*Exercise prompt*. Retype the whole listing exactly. Leave out pictures.

★ ★ ★

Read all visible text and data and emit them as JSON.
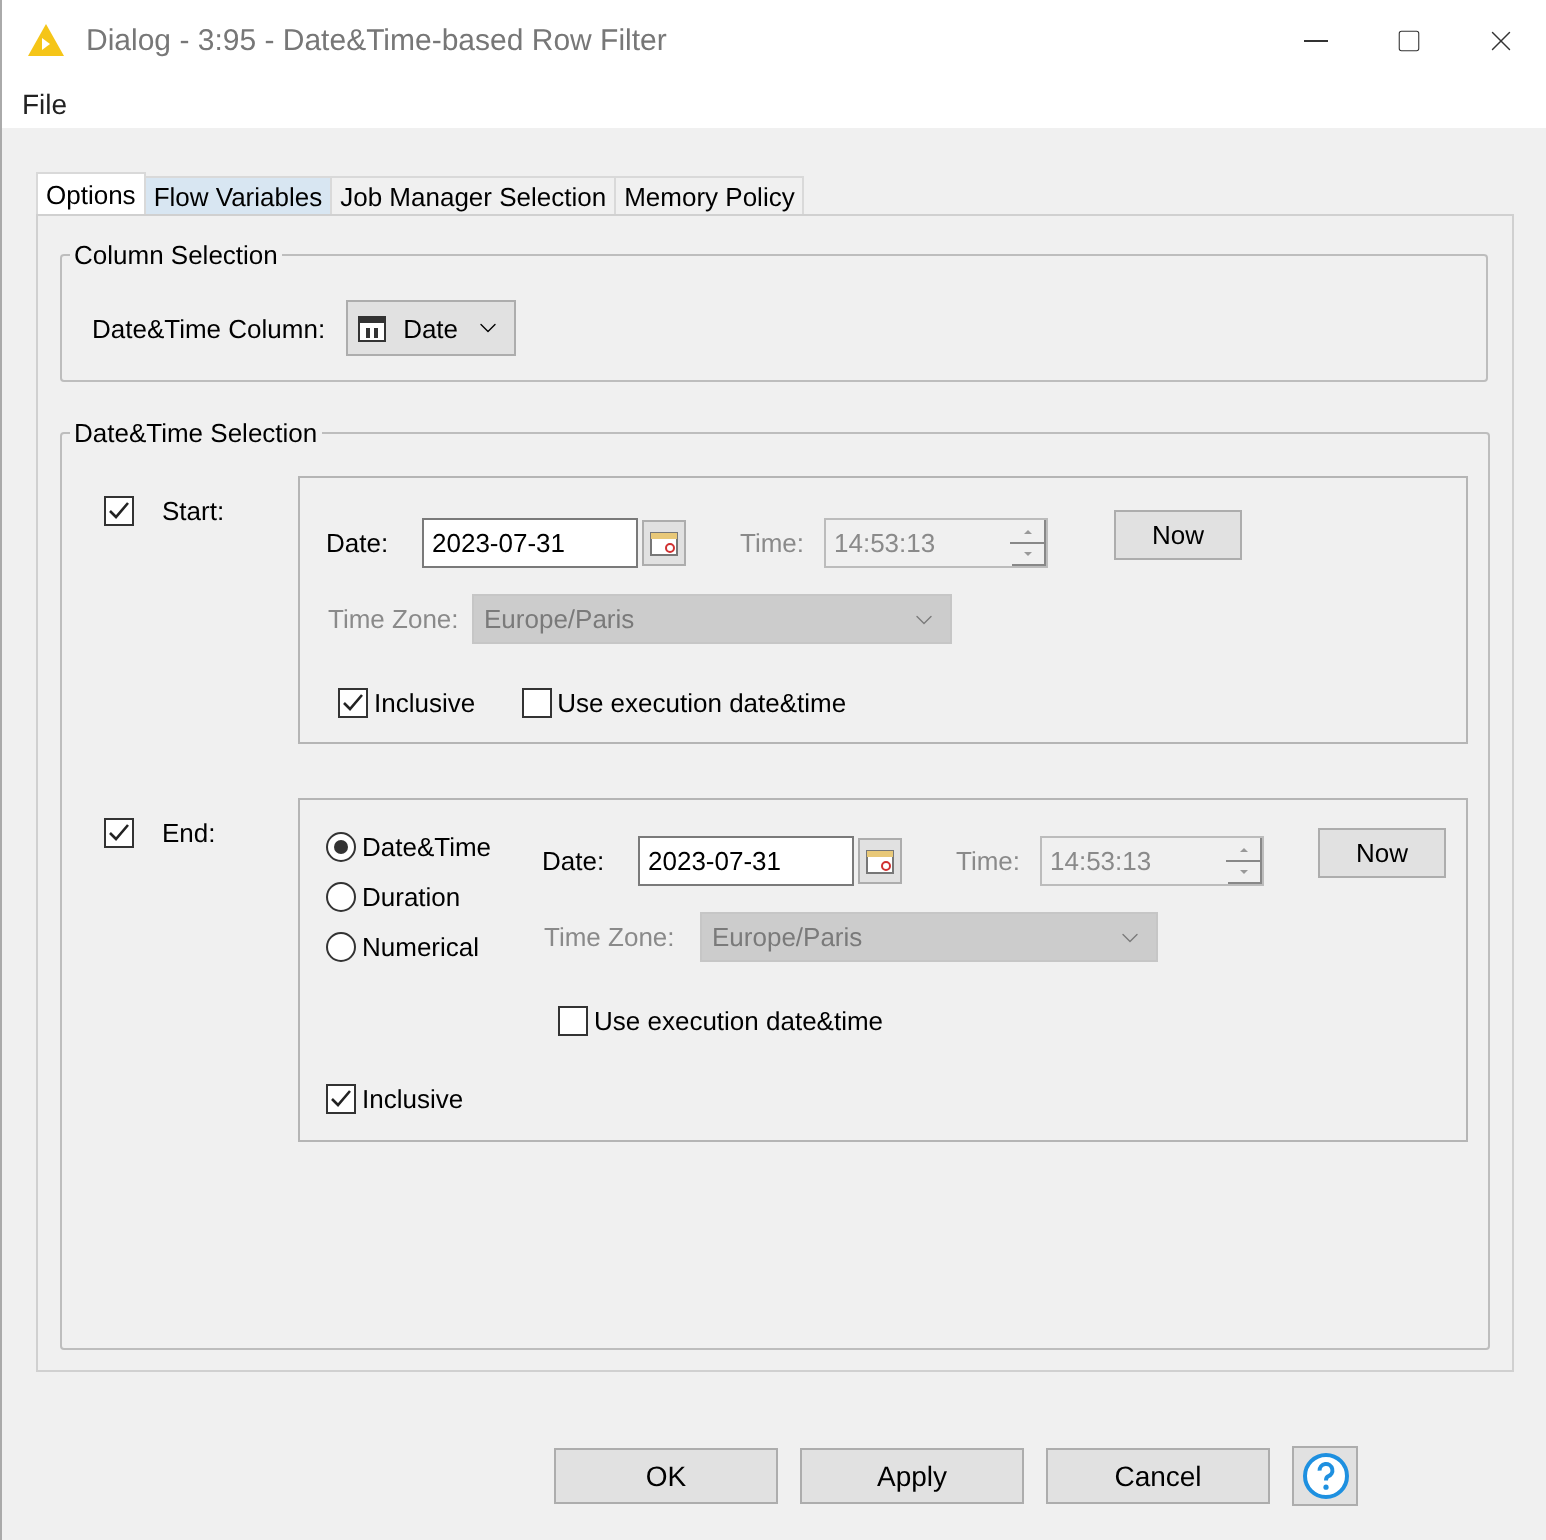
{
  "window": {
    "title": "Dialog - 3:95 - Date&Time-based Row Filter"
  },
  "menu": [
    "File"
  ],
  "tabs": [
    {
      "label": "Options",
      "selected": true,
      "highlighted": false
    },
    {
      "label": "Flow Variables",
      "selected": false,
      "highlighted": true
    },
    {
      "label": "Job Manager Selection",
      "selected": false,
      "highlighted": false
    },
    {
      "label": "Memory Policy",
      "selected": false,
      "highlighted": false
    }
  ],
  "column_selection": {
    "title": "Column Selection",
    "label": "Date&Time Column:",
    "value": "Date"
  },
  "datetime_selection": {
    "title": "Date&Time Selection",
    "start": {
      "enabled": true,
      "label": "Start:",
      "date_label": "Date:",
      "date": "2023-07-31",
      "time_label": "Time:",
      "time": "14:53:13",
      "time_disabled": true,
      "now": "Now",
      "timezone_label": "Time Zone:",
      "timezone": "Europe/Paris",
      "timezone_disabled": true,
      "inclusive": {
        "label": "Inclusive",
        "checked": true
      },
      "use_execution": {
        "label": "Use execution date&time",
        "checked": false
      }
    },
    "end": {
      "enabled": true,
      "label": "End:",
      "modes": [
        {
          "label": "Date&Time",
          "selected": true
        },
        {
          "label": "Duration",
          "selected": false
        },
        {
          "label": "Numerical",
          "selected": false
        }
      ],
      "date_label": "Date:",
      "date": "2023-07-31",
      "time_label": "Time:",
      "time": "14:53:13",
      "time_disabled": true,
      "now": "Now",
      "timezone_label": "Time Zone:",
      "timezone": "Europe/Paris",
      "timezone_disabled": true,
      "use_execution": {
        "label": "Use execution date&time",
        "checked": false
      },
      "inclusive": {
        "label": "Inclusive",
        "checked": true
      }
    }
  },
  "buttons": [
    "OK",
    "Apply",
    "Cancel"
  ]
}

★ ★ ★

*Exercise result*.
Read all visible text and data and emit them as JSON.
{
  "window": {
    "title": "Dialog - 3:95 - Date&Time-based Row Filter"
  },
  "menu": [
    "File"
  ],
  "tabs": [
    {
      "label": "Options",
      "selected": true,
      "highlighted": false
    },
    {
      "label": "Flow Variables",
      "selected": false,
      "highlighted": true
    },
    {
      "label": "Job Manager Selection",
      "selected": false,
      "highlighted": false
    },
    {
      "label": "Memory Policy",
      "selected": false,
      "highlighted": false
    }
  ],
  "column_selection": {
    "title": "Column Selection",
    "label": "Date&Time Column:",
    "value": "Date"
  },
  "datetime_selection": {
    "title": "Date&Time Selection",
    "start": {
      "enabled": true,
      "label": "Start:",
      "date_label": "Date:",
      "date": "2023-07-31",
      "time_label": "Time:",
      "time": "14:53:13",
      "time_disabled": true,
      "now": "Now",
      "timezone_label": "Time Zone:",
      "timezone": "Europe/Paris",
      "timezone_disabled": true,
      "inclusive": {
        "label": "Inclusive",
        "checked": true
      },
      "use_execution": {
        "label": "Use execution date&time",
        "checked": false
      }
    },
    "end": {
      "enabled": true,
      "label": "End:",
      "modes": [
        {
          "label": "Date&Time",
          "selected": true
        },
        {
          "label": "Duration",
          "selected": false
        },
        {
          "label": "Numerical",
          "selected": false
        }
      ],
      "date_label": "Date:",
      "date": "2023-07-31",
      "time_label": "Time:",
      "time": "14:53:13",
      "time_disabled": true,
      "now": "Now",
      "timezone_label": "Time Zone:",
      "timezone": "Europe/Paris",
      "timezone_disabled": true,
      "use_execution": {
        "label": "Use execution date&time",
        "checked": false
      },
      "inclusive": {
        "label": "Inclusive",
        "checked": true
      }
    }
  },
  "buttons": [
    "OK",
    "Apply",
    "Cancel"
  ]
}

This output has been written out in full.